“The complexity is that an MDS nurse or coordinator has to make sure to meet all the CMS rules for all types of assessments contained in the MDS and payment rules and any overlap,” Johnson says.

​​​​​​​How To Tackle The Work 
The experiences of Thompson and Johnson include that MDS nurses tend to complete assessments early in the window allowed to gauge a resident’s status. For example, if an assessment on a resident is due between the 27th and 33rd day of their stay, the nurse likely does the assessment on the 27th day. This can result in inefficiencies if the resident is discharged before the window expires, like on the 30th day.

This situation usually comes because of a lack of communication, the Kindred presentation said.

The nursing facilities that have the most problems navigating the MDS process include those with longer lengths of stay, decreased ability to provide weekend coverage, rehab staffing challenges, problems with scheduling rehab treatments, high patient refusals, poor communication, and poor management of activities of daily living (ADLs).

Strategies to win the battle with the MDS system and the new tweaks made over the past year are based mainly on better communication, Thompson and Johnson said, along with monitoring of ADL documentation, improving weekend coverage and patient scheduling, taking time for daily discussion of missed sessions, and planning how to make up missed sessions.

The questions on how best to use MDS and what the revisions by CMS mean for the coming year continued up to the Oct. 1, 2011, revisions date.

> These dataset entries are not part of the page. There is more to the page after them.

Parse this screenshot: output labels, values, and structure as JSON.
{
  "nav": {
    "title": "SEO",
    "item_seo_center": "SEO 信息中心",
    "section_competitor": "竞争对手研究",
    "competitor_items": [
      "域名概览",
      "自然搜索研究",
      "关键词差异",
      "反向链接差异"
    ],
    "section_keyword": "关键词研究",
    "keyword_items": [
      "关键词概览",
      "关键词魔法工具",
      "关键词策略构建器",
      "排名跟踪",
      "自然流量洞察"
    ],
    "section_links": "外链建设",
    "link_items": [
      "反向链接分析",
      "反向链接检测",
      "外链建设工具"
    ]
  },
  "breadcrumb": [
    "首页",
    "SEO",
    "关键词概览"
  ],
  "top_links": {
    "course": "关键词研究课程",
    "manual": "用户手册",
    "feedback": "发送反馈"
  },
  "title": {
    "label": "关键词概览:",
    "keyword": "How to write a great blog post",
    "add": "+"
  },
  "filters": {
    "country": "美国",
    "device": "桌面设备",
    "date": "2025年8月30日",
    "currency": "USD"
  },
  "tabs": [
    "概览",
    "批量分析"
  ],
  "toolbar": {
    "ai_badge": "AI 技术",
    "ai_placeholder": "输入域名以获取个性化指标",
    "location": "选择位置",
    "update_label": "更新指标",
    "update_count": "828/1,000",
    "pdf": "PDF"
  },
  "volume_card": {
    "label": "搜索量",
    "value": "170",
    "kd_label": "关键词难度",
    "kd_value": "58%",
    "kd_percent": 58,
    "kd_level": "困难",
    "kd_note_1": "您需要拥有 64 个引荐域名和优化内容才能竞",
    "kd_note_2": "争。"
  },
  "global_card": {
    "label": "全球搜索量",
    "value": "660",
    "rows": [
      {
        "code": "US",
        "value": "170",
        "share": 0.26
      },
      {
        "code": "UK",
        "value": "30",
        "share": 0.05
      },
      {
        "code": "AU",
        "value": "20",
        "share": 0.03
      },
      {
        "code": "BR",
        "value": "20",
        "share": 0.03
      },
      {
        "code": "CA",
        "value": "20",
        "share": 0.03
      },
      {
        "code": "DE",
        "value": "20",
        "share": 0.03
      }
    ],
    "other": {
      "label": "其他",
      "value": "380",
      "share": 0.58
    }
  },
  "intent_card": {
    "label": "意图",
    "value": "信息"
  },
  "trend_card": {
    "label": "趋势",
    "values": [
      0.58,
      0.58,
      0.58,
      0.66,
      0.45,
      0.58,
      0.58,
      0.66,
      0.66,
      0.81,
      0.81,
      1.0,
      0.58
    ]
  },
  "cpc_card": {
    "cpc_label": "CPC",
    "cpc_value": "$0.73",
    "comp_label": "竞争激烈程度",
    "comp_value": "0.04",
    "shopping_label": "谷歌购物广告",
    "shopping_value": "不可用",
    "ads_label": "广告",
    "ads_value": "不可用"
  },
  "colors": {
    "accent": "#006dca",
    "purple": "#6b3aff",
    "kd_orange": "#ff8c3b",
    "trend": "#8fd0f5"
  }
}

In fact, because of the need for clarifications to the revisions gathered during CMS-conducted provider training calls in late summer, a number of late answers came about on the 2012 changes. 

Among the CMS clarifications was that “intensity of therapy” now includes all qualifiers for a given therapy category, like days of therapy, therapy disciplines, restorative nursing programs, and other measures. 

Another area in need of further CMS comment is the idea of what is a “Medicare week.” CMS said the seven-day look-back period used for a COT observation period is based on the ARD of the patient’s other assessments, not on a standard, weekly schedule.

More answers will come to other questions from the provider community as CMS continues to update, revise, and clarify what makes resident assessments correct and valuable tools in the care system for the nation’s skilled nursing facilities.​